Evocative, haunting, otherworldly and dazzling, the 70 one-of-a-kind Escale à Venise jewels capture the spirit of Venice. Under the direction of Patrice Leguéreau, in charge of Jewellery Creation at Chanel, dreamlike Venice drifts into Place Vendôme. Like the city itself, where water yields to land, all is not as it seems. Shards of light bounce off unexpected surfaces, caught out of the corner of the eye. Diamonds flow out in soft ripples from around Gabrielle’s emblematic camellia and planes of perfect blue lapis lazuli create a tantalisingly fractured reality.
My favourite pieces are from the Volute Vénitienne set that are one of the most literal interpretations of the city. A pair of earrings feature the blue and white striped gondolier’s mooring poles that dissolve into scintillating diamond reflections, just as they would appear on a bright day, the solid wood sinking into the lapping waters of the lagoon. I can imagine Gabrielle herself wearing the three-strand Volute Vénitienne necklace. Just as Gabrielle transformed the overlooked and mundane into something new and elegant, so the necklace combines pearls with chunky anchor chain links and striped mooring poles and little diamond-studded buoys for a new take on chic.

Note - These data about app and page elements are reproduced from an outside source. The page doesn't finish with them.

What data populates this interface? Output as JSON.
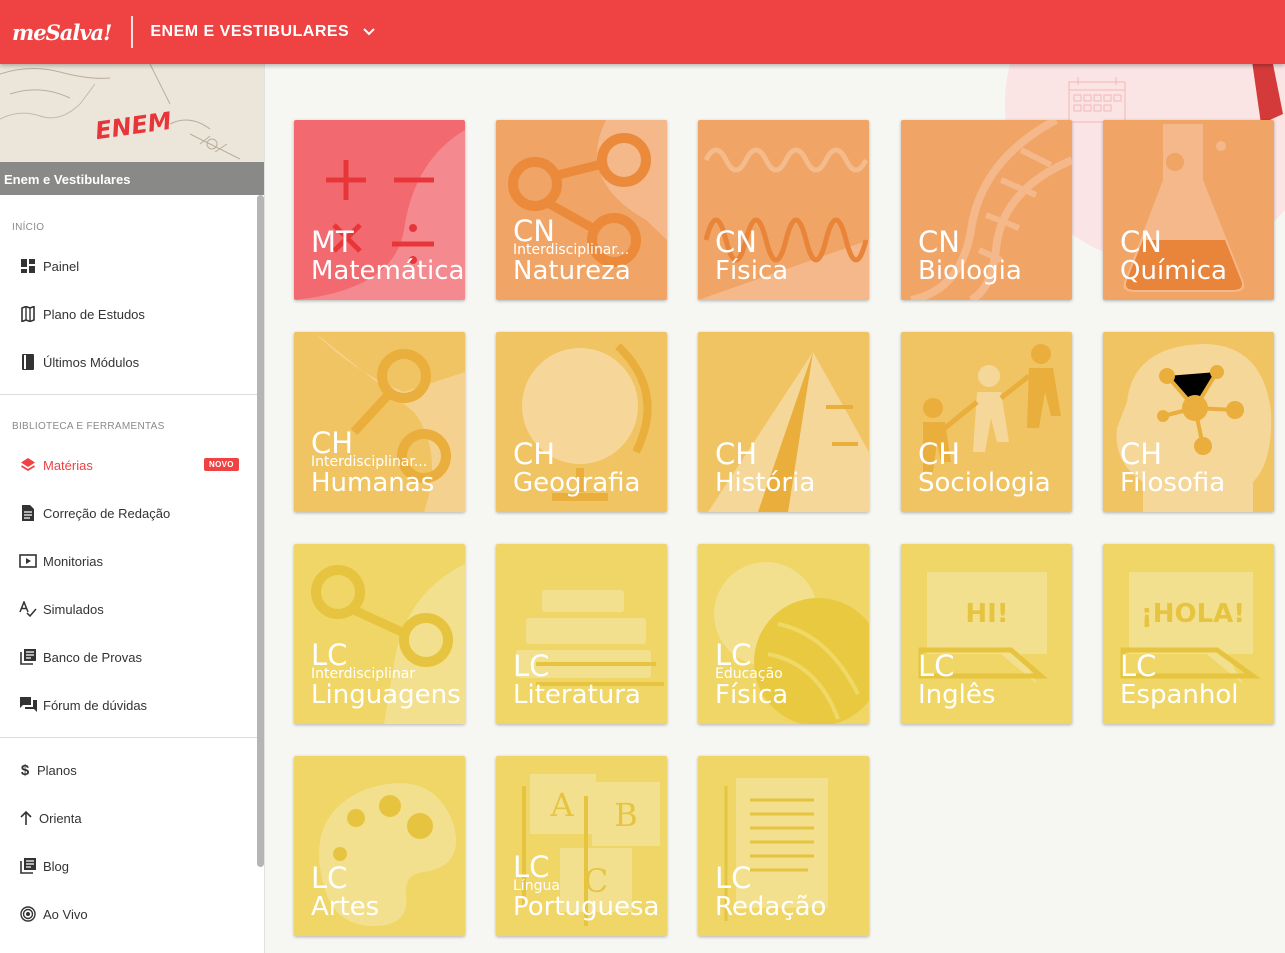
{
  "header": {
    "logo": "meSalva!",
    "section": "ENEM E VESTIBULARES"
  },
  "sidebar": {
    "banner": {
      "title": "ENEM",
      "caption": "Enem e Vestibulares"
    },
    "sections": {
      "inicio": "INÍCIO",
      "biblioteca": "BIBLIOTECA E FERRAMENTAS"
    },
    "items": {
      "painel": "Painel",
      "plano": "Plano de Estudos",
      "ultimos": "Últimos Módulos",
      "materias": "Matérias",
      "materias_badge": "NOVO",
      "correcao": "Correção de Redação",
      "monitorias": "Monitorias",
      "simulados": "Simulados",
      "banco": "Banco de Provas",
      "forum": "Fórum de dúvidas",
      "planos": "Planos",
      "orienta": "Orienta",
      "blog": "Blog",
      "aovivo": "Ao Vivo"
    }
  },
  "tiles": [
    {
      "code": "MT",
      "sub": "",
      "name": "Matemática",
      "color": "#f26a70"
    },
    {
      "code": "CN",
      "sub": "Interdisciplinar...",
      "name": "Natureza",
      "color": "#f0a465"
    },
    {
      "code": "CN",
      "sub": "",
      "name": "Física",
      "color": "#f0a465"
    },
    {
      "code": "CN",
      "sub": "",
      "name": "Biologia",
      "color": "#f0a465"
    },
    {
      "code": "CN",
      "sub": "",
      "name": "Química",
      "color": "#f0a465"
    },
    {
      "code": "CH",
      "sub": "Interdisciplinar...",
      "name": "Humanas",
      "color": "#f1c463"
    },
    {
      "code": "CH",
      "sub": "",
      "name": "Geografia",
      "color": "#f1c463"
    },
    {
      "code": "CH",
      "sub": "",
      "name": "História",
      "color": "#f1c463"
    },
    {
      "code": "CH",
      "sub": "",
      "name": "Sociologia",
      "color": "#f1c463"
    },
    {
      "code": "CH",
      "sub": "",
      "name": "Filosofia",
      "color": "#f1c463"
    },
    {
      "code": "LC",
      "sub": "Interdisciplinar",
      "name": "Linguagens",
      "color": "#efd667"
    },
    {
      "code": "LC",
      "sub": "",
      "name": "Literatura",
      "color": "#efd667"
    },
    {
      "code": "LC",
      "sub": "Educação",
      "name": "Física",
      "color": "#efd667"
    },
    {
      "code": "LC",
      "sub": "",
      "name": "Inglês",
      "color": "#efd667",
      "art_text": "HI!"
    },
    {
      "code": "LC",
      "sub": "",
      "name": "Espanhol",
      "color": "#efd667",
      "art_text": "¡HOLA!"
    },
    {
      "code": "LC",
      "sub": "",
      "name": "Artes",
      "color": "#efd667"
    },
    {
      "code": "LC",
      "sub": "Língua",
      "name": "Portuguesa",
      "color": "#efd667",
      "art_letters": [
        "A",
        "B",
        "C"
      ]
    },
    {
      "code": "LC",
      "sub": "",
      "name": "Redação",
      "color": "#efd667"
    }
  ]
}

The Constellation Astrale set is another vivid memento of Venice. One glance at the deep blue lapis lazuli necklace studded with diamond stars and a vibrant yellow sapphires is uncannily familiar. The subtlety of this collection is revealed when you discover that the design was inspired by night sky on the façade of St. Mark’s basilica featuring the famous golden winged lion of Venice.
Architecture is also present in the Eblouissante set. As light as the setting sun playing on water, the Eblouissante necklace and earrings delicately weave together a geometric design of pink spinels, white diamonds and pearls. The symmetry of this set is a tribute to the rich decorations on the palace façades and the colourful marble floors of the churches of Venice.
Elements of Gabrielle’s life are present throughout the collection. In the Camélia Vénitien set, rock crystal mimicks the famous glass works of Murano Island and garlands of rose gold remind us of the sumptuous gilt mirrors found in the palazzos of the Gran Canale. Adapting materials and techniques shows a new facet to the famous camellia, Gabrielle’s favourite flower.
The diamond-set Camélia Baroque set echoes the magnificence and unimaginable opulence of Venice at its zenith when all the wealth of the world was traded through this small island state. The Camélia Baroque captures the spirit of the exoticism and sophistication of this era with an open ring featuring a vibrant emerald and diamond-set camellia, framed in black onyx.
No Chanel jewellery collection would be complete with a lion, the symbol of St Mark, patron saint of Venice and whose relics rest in the Basilica. The Lion Emblematique set glows with the fire of diamonds and yellow sapphires. The central medallion features a lion, a reminder of the power of this key nation in the history of Europe and beyond.
Lions are hidden in the intricate designs of the Secret rings. A majestic blue 30.92-carat sapphire is flanked by two diamond lion heads, facing out as if protecting the precious gem. A diamond-pavéd lion stands guard by a 10.07-carat D colour Flawless Type IIA pear-cut diamond. The lion was dear to Gabrielle Chanel as well as being the archetypal symbol of Venice.
Source: The Jewellery Editor